Write out all of the lines below, exactly and completely.

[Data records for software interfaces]
--------------------
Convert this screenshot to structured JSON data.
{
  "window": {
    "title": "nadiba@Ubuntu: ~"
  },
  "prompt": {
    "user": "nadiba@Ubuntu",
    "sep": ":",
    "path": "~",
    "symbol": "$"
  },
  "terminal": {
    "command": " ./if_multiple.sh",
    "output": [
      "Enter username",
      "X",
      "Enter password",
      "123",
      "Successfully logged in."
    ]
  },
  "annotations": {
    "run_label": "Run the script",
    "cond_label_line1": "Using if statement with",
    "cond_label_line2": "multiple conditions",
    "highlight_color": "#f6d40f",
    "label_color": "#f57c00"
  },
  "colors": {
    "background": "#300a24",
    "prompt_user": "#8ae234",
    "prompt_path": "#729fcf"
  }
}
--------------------
FINAL ANSWER
Convert this screenshot to structured JSON data.
{
  "window": {
    "title": "nadiba@Ubuntu: ~"
  },
  "prompt": {
    "user": "nadiba@Ubuntu",
    "sep": ":",
    "path": "~",
    "symbol": "$"
  },
  "terminal": {
    "command": " ./if_multiple.sh",
    "output": [
      "Enter username",
      "X",
      "Enter password",
      "123",
      "Successfully logged in."
    ]
  },
  "annotations": {
    "run_label": "Run the script",
    "cond_label_line1": "Using if statement with",
    "cond_label_line2": "multiple conditions",
    "highlight_color": "#f6d40f",
    "label_color": "#f57c00"
  },
  "colors": {
    "background": "#300a24",
    "prompt_user": "#8ae234",
    "prompt_path": "#729fcf"
  }
}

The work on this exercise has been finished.